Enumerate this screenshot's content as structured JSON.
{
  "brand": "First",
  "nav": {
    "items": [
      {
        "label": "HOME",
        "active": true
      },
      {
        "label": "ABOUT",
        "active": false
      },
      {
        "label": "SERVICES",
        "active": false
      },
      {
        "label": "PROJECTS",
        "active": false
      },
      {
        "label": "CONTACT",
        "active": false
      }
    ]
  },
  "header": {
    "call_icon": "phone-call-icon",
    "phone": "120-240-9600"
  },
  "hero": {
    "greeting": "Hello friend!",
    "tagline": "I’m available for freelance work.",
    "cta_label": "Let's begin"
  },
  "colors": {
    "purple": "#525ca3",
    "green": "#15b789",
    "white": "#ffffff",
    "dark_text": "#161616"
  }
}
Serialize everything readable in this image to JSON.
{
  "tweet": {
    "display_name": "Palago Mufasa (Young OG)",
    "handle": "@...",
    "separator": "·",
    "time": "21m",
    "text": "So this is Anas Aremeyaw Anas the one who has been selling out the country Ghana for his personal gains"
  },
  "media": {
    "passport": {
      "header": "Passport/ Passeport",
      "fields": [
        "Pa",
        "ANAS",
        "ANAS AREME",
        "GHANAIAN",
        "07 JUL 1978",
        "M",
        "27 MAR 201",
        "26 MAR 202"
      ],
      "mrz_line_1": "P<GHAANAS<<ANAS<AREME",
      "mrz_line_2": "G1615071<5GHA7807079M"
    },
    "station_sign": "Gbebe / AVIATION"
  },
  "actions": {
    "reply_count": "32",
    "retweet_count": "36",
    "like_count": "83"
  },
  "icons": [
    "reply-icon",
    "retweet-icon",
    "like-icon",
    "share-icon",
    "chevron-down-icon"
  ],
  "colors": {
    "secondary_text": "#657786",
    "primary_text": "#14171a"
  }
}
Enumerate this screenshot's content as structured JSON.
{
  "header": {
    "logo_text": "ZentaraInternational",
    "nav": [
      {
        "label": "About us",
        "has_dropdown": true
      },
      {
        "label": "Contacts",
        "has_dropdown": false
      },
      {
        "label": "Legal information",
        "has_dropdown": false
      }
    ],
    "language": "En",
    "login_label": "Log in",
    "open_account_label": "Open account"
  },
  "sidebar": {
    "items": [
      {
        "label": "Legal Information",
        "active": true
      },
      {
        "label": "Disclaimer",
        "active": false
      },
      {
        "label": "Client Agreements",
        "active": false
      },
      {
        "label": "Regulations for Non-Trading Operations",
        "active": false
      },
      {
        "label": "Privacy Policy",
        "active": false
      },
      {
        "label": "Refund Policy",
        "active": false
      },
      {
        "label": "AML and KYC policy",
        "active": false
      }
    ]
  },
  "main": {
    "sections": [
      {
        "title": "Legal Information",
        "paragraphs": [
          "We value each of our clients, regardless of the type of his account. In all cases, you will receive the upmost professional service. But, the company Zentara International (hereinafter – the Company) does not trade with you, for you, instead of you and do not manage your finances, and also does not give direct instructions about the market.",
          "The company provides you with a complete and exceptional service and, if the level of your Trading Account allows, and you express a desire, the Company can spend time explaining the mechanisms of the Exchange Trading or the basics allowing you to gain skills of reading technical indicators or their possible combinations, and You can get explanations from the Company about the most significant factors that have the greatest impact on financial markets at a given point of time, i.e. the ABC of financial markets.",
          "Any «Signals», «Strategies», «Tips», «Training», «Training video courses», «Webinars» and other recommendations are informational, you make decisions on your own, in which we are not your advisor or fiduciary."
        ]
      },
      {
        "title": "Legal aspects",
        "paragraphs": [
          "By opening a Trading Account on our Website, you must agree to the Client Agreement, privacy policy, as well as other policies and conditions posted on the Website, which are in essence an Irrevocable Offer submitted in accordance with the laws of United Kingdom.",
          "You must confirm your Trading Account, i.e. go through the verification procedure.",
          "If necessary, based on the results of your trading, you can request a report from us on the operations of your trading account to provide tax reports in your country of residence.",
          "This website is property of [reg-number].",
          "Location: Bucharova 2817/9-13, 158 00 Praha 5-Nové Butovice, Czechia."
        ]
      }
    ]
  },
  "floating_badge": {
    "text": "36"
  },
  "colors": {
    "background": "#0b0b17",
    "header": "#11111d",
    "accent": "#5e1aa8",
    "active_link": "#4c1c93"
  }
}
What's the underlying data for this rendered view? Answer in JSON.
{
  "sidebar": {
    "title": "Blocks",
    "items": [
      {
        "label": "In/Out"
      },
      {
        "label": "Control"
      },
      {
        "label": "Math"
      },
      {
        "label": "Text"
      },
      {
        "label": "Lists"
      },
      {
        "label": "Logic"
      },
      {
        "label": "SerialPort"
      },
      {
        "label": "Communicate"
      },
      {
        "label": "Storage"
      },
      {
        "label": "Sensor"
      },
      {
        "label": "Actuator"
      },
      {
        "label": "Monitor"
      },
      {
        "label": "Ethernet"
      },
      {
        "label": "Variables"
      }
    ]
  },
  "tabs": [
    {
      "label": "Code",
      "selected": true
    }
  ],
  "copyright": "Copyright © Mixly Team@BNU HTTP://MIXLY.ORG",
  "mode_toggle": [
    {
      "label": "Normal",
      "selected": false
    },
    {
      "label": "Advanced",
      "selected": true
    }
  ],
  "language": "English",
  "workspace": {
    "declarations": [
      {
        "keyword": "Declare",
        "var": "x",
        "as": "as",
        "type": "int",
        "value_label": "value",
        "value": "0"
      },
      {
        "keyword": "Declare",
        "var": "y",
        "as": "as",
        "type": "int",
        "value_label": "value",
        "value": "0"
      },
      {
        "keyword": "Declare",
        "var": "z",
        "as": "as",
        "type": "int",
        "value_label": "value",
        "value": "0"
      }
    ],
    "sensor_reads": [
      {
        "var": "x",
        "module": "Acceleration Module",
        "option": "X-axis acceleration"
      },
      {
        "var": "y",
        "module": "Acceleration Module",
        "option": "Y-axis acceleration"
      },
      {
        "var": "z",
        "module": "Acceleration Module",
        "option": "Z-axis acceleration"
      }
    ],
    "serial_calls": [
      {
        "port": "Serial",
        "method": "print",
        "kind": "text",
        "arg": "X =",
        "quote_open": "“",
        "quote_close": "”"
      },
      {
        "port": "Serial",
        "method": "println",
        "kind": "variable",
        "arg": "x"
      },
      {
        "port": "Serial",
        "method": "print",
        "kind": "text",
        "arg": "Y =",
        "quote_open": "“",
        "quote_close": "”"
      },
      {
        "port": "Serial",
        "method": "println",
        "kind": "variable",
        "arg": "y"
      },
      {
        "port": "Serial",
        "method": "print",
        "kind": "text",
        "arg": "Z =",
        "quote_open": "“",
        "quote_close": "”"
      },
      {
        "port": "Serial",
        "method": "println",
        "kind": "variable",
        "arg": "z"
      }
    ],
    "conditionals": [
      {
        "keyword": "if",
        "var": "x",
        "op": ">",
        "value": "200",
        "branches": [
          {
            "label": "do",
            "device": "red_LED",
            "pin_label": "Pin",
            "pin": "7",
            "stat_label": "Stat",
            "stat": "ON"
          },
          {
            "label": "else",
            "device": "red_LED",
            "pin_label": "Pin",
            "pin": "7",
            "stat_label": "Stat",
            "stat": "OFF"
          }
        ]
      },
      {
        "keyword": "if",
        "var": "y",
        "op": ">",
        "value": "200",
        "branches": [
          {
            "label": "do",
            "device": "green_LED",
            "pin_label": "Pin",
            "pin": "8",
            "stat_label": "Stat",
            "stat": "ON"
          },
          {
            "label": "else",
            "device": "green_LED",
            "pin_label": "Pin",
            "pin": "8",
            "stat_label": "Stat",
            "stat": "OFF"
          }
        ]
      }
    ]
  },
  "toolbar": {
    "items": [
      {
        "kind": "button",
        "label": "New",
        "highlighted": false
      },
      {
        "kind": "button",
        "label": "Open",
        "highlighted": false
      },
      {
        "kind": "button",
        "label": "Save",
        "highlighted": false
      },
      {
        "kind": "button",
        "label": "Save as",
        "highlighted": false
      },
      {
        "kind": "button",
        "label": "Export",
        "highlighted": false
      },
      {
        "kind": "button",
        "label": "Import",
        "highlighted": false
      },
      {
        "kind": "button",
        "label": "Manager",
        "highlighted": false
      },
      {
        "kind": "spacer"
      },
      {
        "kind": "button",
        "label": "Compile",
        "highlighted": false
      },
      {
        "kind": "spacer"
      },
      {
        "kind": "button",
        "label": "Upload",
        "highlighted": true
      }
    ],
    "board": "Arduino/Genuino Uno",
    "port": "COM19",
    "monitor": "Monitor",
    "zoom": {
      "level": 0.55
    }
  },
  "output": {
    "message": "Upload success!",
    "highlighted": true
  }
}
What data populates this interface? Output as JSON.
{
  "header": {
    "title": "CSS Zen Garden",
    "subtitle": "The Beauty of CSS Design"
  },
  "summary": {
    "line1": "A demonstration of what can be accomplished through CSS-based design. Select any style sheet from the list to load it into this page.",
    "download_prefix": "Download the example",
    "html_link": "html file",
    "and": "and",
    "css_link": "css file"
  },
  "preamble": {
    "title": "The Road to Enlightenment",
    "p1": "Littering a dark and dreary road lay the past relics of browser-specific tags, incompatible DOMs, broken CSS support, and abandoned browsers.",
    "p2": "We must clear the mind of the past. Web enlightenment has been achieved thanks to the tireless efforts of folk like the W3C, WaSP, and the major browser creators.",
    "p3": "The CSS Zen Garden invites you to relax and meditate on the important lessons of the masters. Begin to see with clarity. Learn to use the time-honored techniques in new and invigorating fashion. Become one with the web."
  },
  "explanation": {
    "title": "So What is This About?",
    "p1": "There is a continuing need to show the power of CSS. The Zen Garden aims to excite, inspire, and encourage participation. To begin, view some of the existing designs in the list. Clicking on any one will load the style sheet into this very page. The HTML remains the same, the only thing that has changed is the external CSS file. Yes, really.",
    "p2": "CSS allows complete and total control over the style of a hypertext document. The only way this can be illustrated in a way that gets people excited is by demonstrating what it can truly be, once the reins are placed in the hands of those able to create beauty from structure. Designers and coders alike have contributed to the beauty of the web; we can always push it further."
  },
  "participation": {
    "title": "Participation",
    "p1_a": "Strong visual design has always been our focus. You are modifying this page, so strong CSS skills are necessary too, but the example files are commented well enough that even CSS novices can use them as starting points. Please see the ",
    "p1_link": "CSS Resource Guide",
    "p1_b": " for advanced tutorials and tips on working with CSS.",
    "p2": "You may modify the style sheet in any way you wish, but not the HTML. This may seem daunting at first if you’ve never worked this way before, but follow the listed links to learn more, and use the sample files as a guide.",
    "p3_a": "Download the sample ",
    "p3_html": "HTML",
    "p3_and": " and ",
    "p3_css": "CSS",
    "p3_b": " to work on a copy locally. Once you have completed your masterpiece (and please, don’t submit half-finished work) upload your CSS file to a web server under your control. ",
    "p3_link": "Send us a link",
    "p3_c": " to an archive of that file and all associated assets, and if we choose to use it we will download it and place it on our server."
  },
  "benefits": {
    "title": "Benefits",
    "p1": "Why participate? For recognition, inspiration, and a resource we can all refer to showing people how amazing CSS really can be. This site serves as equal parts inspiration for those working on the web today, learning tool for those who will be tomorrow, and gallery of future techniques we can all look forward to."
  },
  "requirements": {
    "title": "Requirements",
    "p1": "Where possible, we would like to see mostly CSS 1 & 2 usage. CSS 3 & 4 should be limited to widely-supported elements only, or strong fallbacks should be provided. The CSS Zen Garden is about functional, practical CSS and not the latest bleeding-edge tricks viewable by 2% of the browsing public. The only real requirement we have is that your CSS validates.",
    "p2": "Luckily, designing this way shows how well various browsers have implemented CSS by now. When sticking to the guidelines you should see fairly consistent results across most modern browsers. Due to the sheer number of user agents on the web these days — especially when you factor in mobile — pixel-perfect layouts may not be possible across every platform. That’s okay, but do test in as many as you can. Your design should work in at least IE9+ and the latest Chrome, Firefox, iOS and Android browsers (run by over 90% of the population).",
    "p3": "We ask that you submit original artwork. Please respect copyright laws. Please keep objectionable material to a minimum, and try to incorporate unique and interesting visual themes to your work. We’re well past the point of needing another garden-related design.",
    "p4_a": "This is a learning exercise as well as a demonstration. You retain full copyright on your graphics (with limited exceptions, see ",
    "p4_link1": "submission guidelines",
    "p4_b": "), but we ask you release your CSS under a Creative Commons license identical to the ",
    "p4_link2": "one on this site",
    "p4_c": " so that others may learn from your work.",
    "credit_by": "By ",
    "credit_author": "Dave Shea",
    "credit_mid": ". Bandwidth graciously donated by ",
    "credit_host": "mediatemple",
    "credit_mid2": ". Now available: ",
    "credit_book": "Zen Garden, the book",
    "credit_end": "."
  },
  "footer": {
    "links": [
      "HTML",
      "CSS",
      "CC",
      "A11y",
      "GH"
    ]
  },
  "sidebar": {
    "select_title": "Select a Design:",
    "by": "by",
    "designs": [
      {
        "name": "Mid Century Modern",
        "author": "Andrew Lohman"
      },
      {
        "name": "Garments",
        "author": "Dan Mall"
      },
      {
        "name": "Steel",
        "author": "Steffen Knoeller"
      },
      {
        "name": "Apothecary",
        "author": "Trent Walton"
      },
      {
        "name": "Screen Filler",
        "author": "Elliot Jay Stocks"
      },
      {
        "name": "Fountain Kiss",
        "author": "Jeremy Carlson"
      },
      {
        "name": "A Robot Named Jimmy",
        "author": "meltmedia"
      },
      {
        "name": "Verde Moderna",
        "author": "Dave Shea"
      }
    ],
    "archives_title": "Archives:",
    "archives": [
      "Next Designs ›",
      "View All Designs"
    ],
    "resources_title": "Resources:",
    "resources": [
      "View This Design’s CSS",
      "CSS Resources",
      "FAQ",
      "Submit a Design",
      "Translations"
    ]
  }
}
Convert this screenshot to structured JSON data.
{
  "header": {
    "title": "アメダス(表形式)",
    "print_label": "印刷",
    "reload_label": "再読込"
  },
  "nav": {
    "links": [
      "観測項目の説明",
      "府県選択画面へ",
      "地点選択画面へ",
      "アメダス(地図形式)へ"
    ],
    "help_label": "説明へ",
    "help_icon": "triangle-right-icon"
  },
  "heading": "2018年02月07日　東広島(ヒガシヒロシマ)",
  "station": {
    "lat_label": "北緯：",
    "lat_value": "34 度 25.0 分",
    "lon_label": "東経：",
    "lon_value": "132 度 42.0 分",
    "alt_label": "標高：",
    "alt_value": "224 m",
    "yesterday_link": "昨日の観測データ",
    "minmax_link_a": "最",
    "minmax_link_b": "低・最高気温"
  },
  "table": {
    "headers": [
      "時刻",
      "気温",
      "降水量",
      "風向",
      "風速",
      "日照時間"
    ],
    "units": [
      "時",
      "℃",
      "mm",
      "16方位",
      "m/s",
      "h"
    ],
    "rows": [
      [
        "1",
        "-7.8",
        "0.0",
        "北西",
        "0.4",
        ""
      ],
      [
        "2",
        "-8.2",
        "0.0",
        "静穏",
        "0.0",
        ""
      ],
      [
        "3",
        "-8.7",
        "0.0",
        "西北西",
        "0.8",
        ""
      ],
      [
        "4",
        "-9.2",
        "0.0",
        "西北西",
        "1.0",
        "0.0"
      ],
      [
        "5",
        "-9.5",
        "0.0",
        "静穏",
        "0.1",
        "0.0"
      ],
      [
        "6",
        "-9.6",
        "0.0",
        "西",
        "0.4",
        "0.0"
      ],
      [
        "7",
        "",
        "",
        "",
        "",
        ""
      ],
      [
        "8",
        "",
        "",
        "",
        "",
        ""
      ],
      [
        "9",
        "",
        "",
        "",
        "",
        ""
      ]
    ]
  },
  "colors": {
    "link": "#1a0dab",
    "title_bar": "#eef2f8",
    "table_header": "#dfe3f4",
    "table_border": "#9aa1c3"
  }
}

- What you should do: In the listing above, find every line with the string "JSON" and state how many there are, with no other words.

- Answer to the exercise: 6